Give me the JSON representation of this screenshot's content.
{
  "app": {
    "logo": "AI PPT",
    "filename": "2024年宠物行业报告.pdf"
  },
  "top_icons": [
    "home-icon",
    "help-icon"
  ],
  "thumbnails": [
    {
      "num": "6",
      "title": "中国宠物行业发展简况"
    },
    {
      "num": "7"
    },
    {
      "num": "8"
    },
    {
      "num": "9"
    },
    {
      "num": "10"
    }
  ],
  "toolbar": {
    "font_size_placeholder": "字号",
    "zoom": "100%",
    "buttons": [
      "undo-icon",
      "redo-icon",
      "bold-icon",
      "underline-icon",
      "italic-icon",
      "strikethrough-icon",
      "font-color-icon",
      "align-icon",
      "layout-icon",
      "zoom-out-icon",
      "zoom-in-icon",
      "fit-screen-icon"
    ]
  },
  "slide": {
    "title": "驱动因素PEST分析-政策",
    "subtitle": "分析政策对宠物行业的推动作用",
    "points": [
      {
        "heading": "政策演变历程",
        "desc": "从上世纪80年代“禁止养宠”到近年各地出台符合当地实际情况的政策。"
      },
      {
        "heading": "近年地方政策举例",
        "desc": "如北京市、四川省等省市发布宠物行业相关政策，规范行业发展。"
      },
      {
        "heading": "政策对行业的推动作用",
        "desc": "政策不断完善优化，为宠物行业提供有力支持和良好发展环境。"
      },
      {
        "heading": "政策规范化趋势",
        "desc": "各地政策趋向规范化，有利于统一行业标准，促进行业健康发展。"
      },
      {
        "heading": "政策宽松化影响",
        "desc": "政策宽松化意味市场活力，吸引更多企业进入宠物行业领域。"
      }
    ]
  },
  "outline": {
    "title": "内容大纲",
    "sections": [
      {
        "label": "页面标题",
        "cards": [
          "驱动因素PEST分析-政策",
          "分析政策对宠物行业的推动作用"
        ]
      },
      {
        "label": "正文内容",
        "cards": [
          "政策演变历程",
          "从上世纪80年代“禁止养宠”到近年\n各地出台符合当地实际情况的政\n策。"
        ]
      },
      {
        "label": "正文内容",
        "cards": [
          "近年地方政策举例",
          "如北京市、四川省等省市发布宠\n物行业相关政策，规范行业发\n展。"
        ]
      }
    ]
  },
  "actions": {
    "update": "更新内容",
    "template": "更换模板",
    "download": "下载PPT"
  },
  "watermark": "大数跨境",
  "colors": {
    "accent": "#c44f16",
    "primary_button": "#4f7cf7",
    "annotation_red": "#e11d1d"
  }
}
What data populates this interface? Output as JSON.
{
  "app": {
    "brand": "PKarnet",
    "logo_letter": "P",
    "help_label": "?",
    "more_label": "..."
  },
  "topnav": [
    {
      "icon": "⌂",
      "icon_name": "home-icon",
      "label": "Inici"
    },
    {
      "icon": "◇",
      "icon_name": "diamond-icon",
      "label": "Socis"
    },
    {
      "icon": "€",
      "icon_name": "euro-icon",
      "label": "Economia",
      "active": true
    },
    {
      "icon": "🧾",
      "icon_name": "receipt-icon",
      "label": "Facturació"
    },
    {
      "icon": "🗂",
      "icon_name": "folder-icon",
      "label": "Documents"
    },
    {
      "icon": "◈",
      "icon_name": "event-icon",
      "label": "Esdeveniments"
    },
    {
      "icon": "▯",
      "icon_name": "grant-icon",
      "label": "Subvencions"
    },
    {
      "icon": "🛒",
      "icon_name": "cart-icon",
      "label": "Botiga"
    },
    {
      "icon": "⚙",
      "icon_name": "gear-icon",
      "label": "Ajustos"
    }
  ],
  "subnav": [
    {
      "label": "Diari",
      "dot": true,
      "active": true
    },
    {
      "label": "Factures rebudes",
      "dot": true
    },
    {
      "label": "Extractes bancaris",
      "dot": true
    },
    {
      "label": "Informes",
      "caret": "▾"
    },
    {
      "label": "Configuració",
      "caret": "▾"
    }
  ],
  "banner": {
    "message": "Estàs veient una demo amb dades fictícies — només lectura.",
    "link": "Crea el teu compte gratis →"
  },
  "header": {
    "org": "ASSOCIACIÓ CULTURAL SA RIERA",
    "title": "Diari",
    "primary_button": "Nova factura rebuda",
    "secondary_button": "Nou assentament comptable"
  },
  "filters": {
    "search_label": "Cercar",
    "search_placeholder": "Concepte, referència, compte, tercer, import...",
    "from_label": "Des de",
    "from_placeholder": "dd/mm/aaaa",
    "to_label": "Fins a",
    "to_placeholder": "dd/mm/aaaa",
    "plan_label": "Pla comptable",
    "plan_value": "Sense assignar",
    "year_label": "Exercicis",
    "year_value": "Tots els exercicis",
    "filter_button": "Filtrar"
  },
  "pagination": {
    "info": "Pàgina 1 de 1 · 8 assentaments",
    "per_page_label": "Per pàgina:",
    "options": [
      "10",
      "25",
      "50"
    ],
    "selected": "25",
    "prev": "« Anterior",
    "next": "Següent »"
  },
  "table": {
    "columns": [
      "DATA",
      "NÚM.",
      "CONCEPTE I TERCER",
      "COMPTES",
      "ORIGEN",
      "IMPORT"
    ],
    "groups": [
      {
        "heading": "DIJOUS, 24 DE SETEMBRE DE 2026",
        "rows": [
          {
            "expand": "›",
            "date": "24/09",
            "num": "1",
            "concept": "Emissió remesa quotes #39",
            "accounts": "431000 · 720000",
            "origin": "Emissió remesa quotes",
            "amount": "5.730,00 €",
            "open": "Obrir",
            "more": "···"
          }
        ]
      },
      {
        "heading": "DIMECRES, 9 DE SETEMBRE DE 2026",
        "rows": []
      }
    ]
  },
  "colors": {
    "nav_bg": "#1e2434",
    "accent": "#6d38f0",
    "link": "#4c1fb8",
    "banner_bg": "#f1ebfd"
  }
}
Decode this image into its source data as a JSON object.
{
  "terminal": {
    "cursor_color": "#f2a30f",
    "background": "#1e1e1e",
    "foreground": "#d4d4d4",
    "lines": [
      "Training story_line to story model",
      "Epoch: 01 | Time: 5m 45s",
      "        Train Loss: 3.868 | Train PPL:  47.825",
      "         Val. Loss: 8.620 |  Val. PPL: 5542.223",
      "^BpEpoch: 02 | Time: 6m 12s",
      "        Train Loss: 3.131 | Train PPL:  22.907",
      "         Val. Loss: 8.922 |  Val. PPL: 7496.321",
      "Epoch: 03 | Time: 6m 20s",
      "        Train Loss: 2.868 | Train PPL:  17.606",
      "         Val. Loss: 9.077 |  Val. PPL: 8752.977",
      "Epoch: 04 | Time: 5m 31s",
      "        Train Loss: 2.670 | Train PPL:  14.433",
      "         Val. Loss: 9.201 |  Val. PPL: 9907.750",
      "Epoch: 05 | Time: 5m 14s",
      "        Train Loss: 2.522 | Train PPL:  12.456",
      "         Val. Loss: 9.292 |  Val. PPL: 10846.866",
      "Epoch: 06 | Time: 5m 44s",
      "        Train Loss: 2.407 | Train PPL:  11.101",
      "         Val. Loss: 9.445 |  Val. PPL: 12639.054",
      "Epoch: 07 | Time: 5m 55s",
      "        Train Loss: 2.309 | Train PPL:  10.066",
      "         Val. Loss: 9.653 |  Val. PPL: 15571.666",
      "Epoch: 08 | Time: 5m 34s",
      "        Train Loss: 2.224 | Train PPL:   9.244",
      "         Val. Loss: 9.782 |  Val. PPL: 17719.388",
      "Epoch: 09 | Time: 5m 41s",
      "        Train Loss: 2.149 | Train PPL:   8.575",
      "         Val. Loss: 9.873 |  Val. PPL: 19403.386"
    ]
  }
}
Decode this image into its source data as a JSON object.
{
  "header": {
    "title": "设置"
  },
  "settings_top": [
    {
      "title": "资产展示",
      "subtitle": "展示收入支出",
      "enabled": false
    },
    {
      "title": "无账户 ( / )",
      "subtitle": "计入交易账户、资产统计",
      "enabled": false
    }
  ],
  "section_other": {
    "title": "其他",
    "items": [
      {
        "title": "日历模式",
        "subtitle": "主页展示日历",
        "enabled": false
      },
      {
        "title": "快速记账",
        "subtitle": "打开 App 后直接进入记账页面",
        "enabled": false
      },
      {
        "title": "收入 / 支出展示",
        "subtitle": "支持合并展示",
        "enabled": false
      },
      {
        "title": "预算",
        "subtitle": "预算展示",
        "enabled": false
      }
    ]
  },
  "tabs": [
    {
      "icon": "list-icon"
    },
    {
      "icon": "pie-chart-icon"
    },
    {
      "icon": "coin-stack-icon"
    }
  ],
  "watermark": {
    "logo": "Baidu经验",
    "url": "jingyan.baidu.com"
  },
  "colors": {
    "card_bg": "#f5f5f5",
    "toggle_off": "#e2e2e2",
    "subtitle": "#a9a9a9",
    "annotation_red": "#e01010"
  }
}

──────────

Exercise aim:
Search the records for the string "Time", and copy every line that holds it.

Exercise output:
      "Epoch: 01 | Time: 5m 45s",
      "^BpEpoch: 02 | Time: 6m 12s",
      "Epoch: 03 | Time: 6m 20s",
      "Epoch: 04 | Time: 5m 31s",
      "Epoch: 05 | Time: 5m 14s",
      "Epoch: 06 | Time: 5m 44s",
      "Epoch: 07 | Time: 5m 55s",
      "Epoch: 08 | Time: 5m 34s",
      "Epoch: 09 | Time: 5m 41s",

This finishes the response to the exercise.